> [Problem requirements]:
I need each line of the entries below that includes the string "icon".

[Dataset items]
=== Section Start ===

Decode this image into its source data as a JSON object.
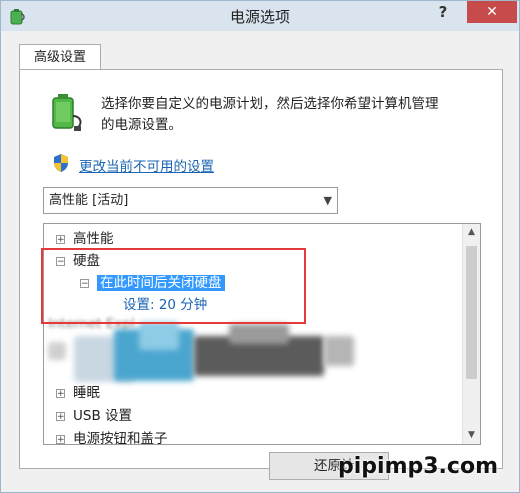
{
  "window": {
    "title": "电源选项",
    "help": "?",
    "close": "✕"
  },
  "tab": {
    "label": "高级设置"
  },
  "description": {
    "line1": "选择你要自定义的电源计划，然后选择你希望计算机管理",
    "line2": "的电源设置。"
  },
  "change_link": "更改当前不可用的设置",
  "plan_select": {
    "value": "高性能 [活动]"
  },
  "tree": {
    "items": [
      {
        "exp": "+",
        "label": "高性能"
      },
      {
        "exp": "−",
        "label": "硬盘"
      },
      {
        "exp": "−",
        "label": "在此时间后关闭硬盘"
      },
      {
        "label": "设置: 20 分钟"
      },
      {
        "label": "Internet Expl"
      },
      {
        "exp": "+",
        "label": "睡眠"
      },
      {
        "exp": "+",
        "label": "USB 设置"
      },
      {
        "exp": "+",
        "label": "电源按钮和盖子"
      }
    ]
  },
  "buttons": {
    "restore": "还原计"
  },
  "watermark": "pipimp3.com",
  "colors": {
    "accent": "#3399ff",
    "highlight_box": "#e53a3a",
    "link": "#1a64b3",
    "close": "#c74b4b"
  }
}
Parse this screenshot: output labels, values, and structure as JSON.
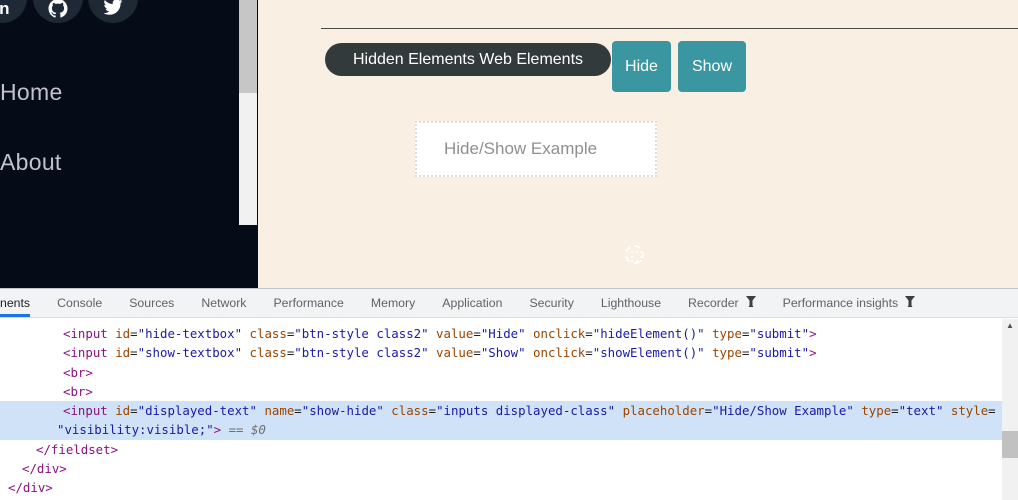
{
  "sidebar": {
    "social": [
      {
        "name": "linkedin"
      },
      {
        "name": "github"
      },
      {
        "name": "twitter"
      }
    ],
    "links": [
      {
        "label": "Home"
      },
      {
        "label": "About"
      }
    ]
  },
  "content": {
    "tooltip": "Hidden Elements Web Elements",
    "hide_button": "Hide",
    "show_button": "Show",
    "input_placeholder": "Hide/Show Example"
  },
  "devtools": {
    "tabs": [
      {
        "label": "nents",
        "selected": true
      },
      {
        "label": "Console"
      },
      {
        "label": "Sources"
      },
      {
        "label": "Network"
      },
      {
        "label": "Performance"
      },
      {
        "label": "Memory"
      },
      {
        "label": "Application"
      },
      {
        "label": "Security"
      },
      {
        "label": "Lighthouse"
      },
      {
        "label": "Recorder",
        "flask": true
      },
      {
        "label": "Performance insights",
        "flask": true
      }
    ],
    "scroll_arrow": "▲",
    "code": {
      "lines": [
        {
          "indent": 63,
          "hl": false,
          "tokens": [
            [
              "tag",
              "<input"
            ],
            [
              "attr",
              " id"
            ],
            [
              "eq",
              "="
            ],
            [
              "val",
              "\"hide-textbox\""
            ],
            [
              "attr",
              " class"
            ],
            [
              "eq",
              "="
            ],
            [
              "val",
              "\"btn-style class2\""
            ],
            [
              "attr",
              " value"
            ],
            [
              "eq",
              "="
            ],
            [
              "val",
              "\"Hide\""
            ],
            [
              "attr",
              " onclick"
            ],
            [
              "eq",
              "="
            ],
            [
              "val",
              "\"hideElement()\""
            ],
            [
              "attr",
              " type"
            ],
            [
              "eq",
              "="
            ],
            [
              "val",
              "\"submit\""
            ],
            [
              "tag",
              ">"
            ]
          ]
        },
        {
          "indent": 63,
          "hl": false,
          "tokens": [
            [
              "tag",
              "<input"
            ],
            [
              "attr",
              " id"
            ],
            [
              "eq",
              "="
            ],
            [
              "val",
              "\"show-textbox\""
            ],
            [
              "attr",
              " class"
            ],
            [
              "eq",
              "="
            ],
            [
              "val",
              "\"btn-style class2\""
            ],
            [
              "attr",
              " value"
            ],
            [
              "eq",
              "="
            ],
            [
              "val",
              "\"Show\""
            ],
            [
              "attr",
              " onclick"
            ],
            [
              "eq",
              "="
            ],
            [
              "val",
              "\"showElement()\""
            ],
            [
              "attr",
              " type"
            ],
            [
              "eq",
              "="
            ],
            [
              "val",
              "\"submit\""
            ],
            [
              "tag",
              ">"
            ]
          ]
        },
        {
          "indent": 63,
          "hl": false,
          "tokens": [
            [
              "tag",
              "<br>"
            ]
          ]
        },
        {
          "indent": 63,
          "hl": false,
          "tokens": [
            [
              "tag",
              "<br>"
            ]
          ]
        },
        {
          "indent": 63,
          "hl": true,
          "tokens": [
            [
              "tag",
              "<input"
            ],
            [
              "attr",
              " id"
            ],
            [
              "eq",
              "="
            ],
            [
              "val",
              "\"displayed-text\""
            ],
            [
              "attr",
              " name"
            ],
            [
              "eq",
              "="
            ],
            [
              "val",
              "\"show-hide\""
            ],
            [
              "attr",
              " class"
            ],
            [
              "eq",
              "="
            ],
            [
              "val",
              "\"inputs displayed-class\""
            ],
            [
              "attr",
              " placeholder"
            ],
            [
              "eq",
              "="
            ],
            [
              "val",
              "\"Hide/Show Example\""
            ],
            [
              "attr",
              " type"
            ],
            [
              "eq",
              "="
            ],
            [
              "val",
              "\"text\""
            ],
            [
              "attr",
              " style"
            ],
            [
              "eq",
              "="
            ]
          ]
        },
        {
          "indent": 57,
          "hl": true,
          "tokens": [
            [
              "val",
              "\"visibility:visible;\""
            ],
            [
              "tag",
              ">"
            ],
            [
              "meta",
              " == $0"
            ]
          ]
        },
        {
          "indent": 36,
          "hl": false,
          "tokens": [
            [
              "tag",
              "</fieldset>"
            ]
          ]
        },
        {
          "indent": 22,
          "hl": false,
          "tokens": [
            [
              "tag",
              "</div>"
            ]
          ]
        },
        {
          "indent": 8,
          "hl": false,
          "tokens": [
            [
              "tag",
              "</div>"
            ]
          ]
        }
      ]
    }
  },
  "colors": {
    "sidebar-bg": "#050b17",
    "social-circle": "#1f2835",
    "link-text": "#c2c1ce",
    "cream": "#f9efe3",
    "tooltip-bg": "#333a3c",
    "accent-teal": "#3a96a0",
    "placeholder": "#8f8f8f",
    "tab-text": "#5f6368",
    "tab-underline": "#1a73e8",
    "tabbar-bg": "#f1f3f4",
    "code-tag": "#881280",
    "code-attr": "#994500",
    "code-val": "#1a1aa6",
    "highlight": "#cfe2f8",
    "scroll-thumb": "#c1c1c1",
    "scroll-track": "#f1f1f1"
  }
}
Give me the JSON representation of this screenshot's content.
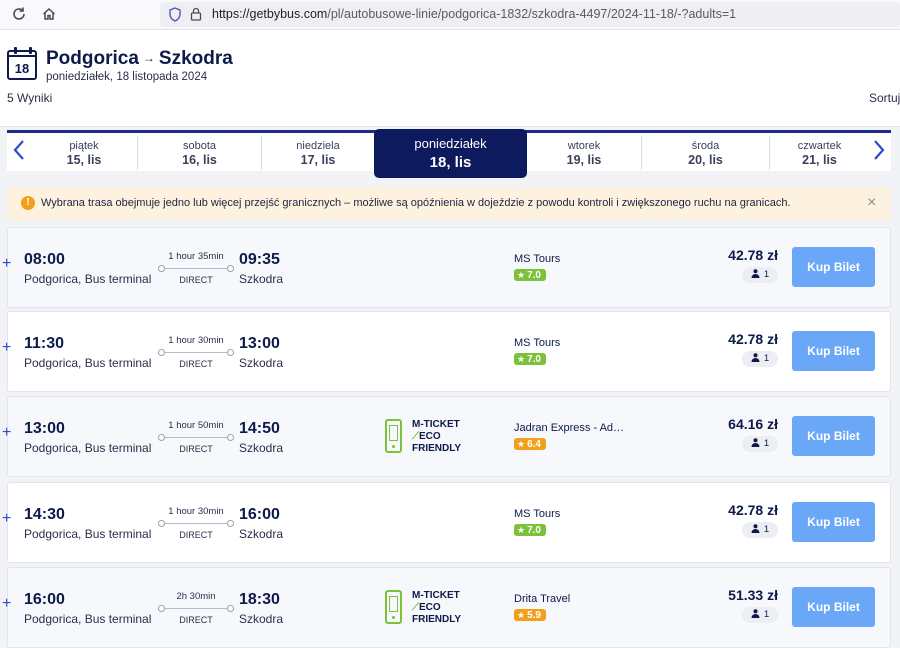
{
  "browser": {
    "reload_icon": "reload-icon",
    "home_icon": "home-icon",
    "url_host": "https://getbybus.com",
    "url_path": "/pl/autobusowe-linie/podgorica-1832/szkodra-4497/2024-11-18/-?adults=1"
  },
  "header": {
    "calendar_day": "18",
    "from": "Podgorica",
    "arrow": "→",
    "to": "Szkodra",
    "date": "poniedziałek, 18 listopada 2024",
    "results": "5 Wyniki",
    "sort": "Sortuj"
  },
  "dates": [
    {
      "name": "piątek",
      "date": "15, lis"
    },
    {
      "name": "sobota",
      "date": "16, lis"
    },
    {
      "name": "niedziela",
      "date": "17, lis"
    },
    {
      "name": "poniedziałek",
      "date": "18, lis",
      "active": true
    },
    {
      "name": "wtorek",
      "date": "19, lis"
    },
    {
      "name": "środa",
      "date": "20, lis"
    },
    {
      "name": "czwartek",
      "date": "21, lis"
    }
  ],
  "warning": {
    "icon": "!",
    "text": "Wybrana trasa obejmuje jedno lub więcej przejść granicznych – możliwe są opóźnienia w dojeździe z powodu kontroli i zwiększonego ruchu na granicach.",
    "close": "×"
  },
  "labels": {
    "direct": "DIRECT",
    "buy": "Kup Bilet",
    "expand": "+",
    "mticket_line1": "M-TICKET",
    "mticket_line2": "ECO",
    "mticket_line3": "FRIENDLY",
    "passenger_icon": "person-icon"
  },
  "trips": [
    {
      "dep_time": "08:00",
      "dep_station": "Podgorica, Bus terminal",
      "duration": "1 hour 35min",
      "arr_time": "09:35",
      "arr_station": "Szkodra",
      "mticket": false,
      "operator": "MS Tours",
      "rating": "7.0",
      "rating_color": "#7cc13a",
      "price": "42.78 zł",
      "passengers": "1"
    },
    {
      "dep_time": "11:30",
      "dep_station": "Podgorica, Bus terminal",
      "duration": "1 hour 30min",
      "arr_time": "13:00",
      "arr_station": "Szkodra",
      "mticket": false,
      "operator": "MS Tours",
      "rating": "7.0",
      "rating_color": "#7cc13a",
      "price": "42.78 zł",
      "passengers": "1"
    },
    {
      "dep_time": "13:00",
      "dep_station": "Podgorica, Bus terminal",
      "duration": "1 hour 50min",
      "arr_time": "14:50",
      "arr_station": "Szkodra",
      "mticket": true,
      "operator": "Jadran Express - Ad…",
      "rating": "6.4",
      "rating_color": "#f2a01b",
      "price": "64.16 zł",
      "passengers": "1"
    },
    {
      "dep_time": "14:30",
      "dep_station": "Podgorica, Bus terminal",
      "duration": "1 hour 30min",
      "arr_time": "16:00",
      "arr_station": "Szkodra",
      "mticket": false,
      "operator": "MS Tours",
      "rating": "7.0",
      "rating_color": "#7cc13a",
      "price": "42.78 zł",
      "passengers": "1"
    },
    {
      "dep_time": "16:00",
      "dep_station": "Podgorica, Bus terminal",
      "duration": "2h 30min",
      "arr_time": "18:30",
      "arr_station": "Szkodra",
      "mticket": true,
      "operator": "Drita Travel",
      "rating": "5.9",
      "rating_color": "#f2a01b",
      "price": "51.33 zł",
      "passengers": "1"
    }
  ]
}
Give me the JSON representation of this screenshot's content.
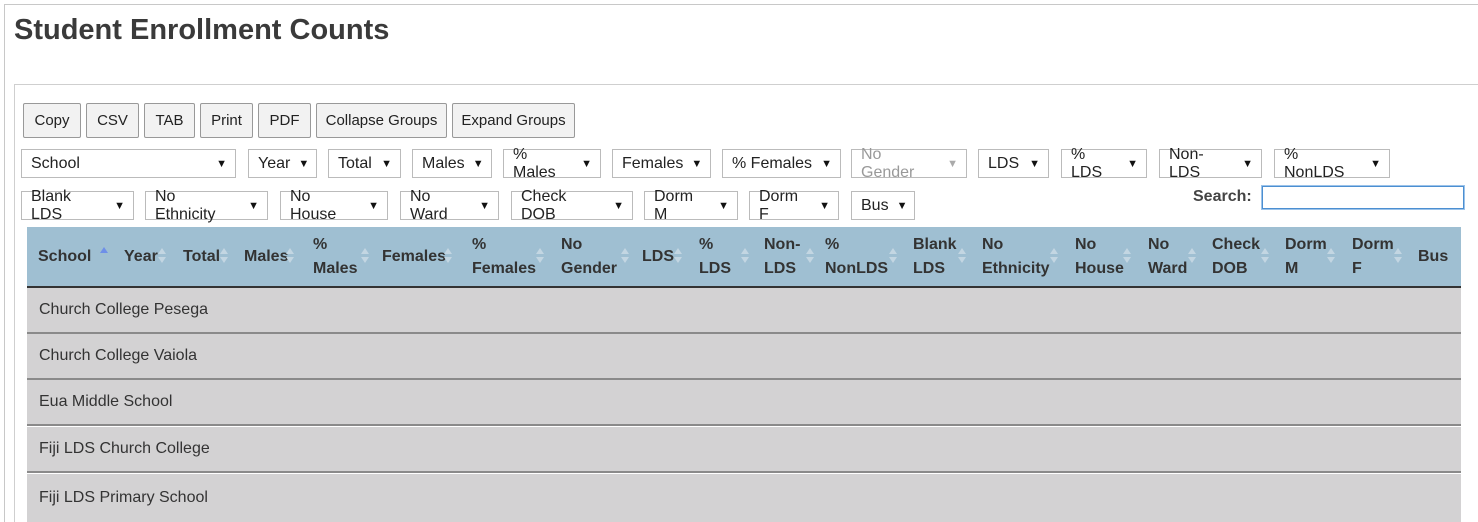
{
  "page": {
    "title": "Student Enrollment Counts"
  },
  "toolbar": {
    "buttons": [
      "Copy",
      "CSV",
      "TAB",
      "Print",
      "PDF",
      "Collapse Groups",
      "Expand Groups"
    ]
  },
  "filters": {
    "row1": [
      "School",
      "Year",
      "Total",
      "Males",
      "% Males",
      "Females",
      "% Females",
      "No Gender",
      "LDS",
      "% LDS",
      "Non-LDS",
      "% NonLDS"
    ],
    "row2": [
      "Blank LDS",
      "No Ethnicity",
      "No House",
      "No Ward",
      "Check DOB",
      "Dorm M",
      "Dorm F",
      "Bus"
    ],
    "arrow": "▼",
    "disabled": [
      "No Gender"
    ]
  },
  "search": {
    "label": "Search:",
    "value": ""
  },
  "table": {
    "columns": [
      {
        "l1": "School",
        "l2": ""
      },
      {
        "l1": "Year",
        "l2": ""
      },
      {
        "l1": "Total",
        "l2": ""
      },
      {
        "l1": "Males",
        "l2": ""
      },
      {
        "l1": "%",
        "l2": "Males"
      },
      {
        "l1": "Females",
        "l2": ""
      },
      {
        "l1": "%",
        "l2": "Females"
      },
      {
        "l1": "No",
        "l2": "Gender"
      },
      {
        "l1": "LDS",
        "l2": ""
      },
      {
        "l1": "%",
        "l2": "LDS"
      },
      {
        "l1": "Non-",
        "l2": "LDS"
      },
      {
        "l1": "%",
        "l2": "NonLDS"
      },
      {
        "l1": "Blank",
        "l2": "LDS"
      },
      {
        "l1": "No",
        "l2": "Ethnicity"
      },
      {
        "l1": "No",
        "l2": "House"
      },
      {
        "l1": "No",
        "l2": "Ward"
      },
      {
        "l1": "Check",
        "l2": "DOB"
      },
      {
        "l1": "Dorm",
        "l2": "M"
      },
      {
        "l1": "Dorm",
        "l2": "F"
      },
      {
        "l1": "Bus",
        "l2": ""
      }
    ],
    "sorted_column": "School",
    "group_rows": [
      "Church College Pesega",
      "Church College Vaiola",
      "Eua Middle School",
      "Fiji LDS Church College",
      "Fiji LDS Primary School"
    ]
  },
  "colors": {
    "header_bg": "#9fbfd2",
    "row_bg": "#d3d2d3",
    "sort_active": "#6e8fe8"
  }
}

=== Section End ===

> [Worked solution]:
    "reload_icon": "reload-icon",
    "home_icon": "home-icon",
    "icon": "!",
    "passenger_icon": "person-icon"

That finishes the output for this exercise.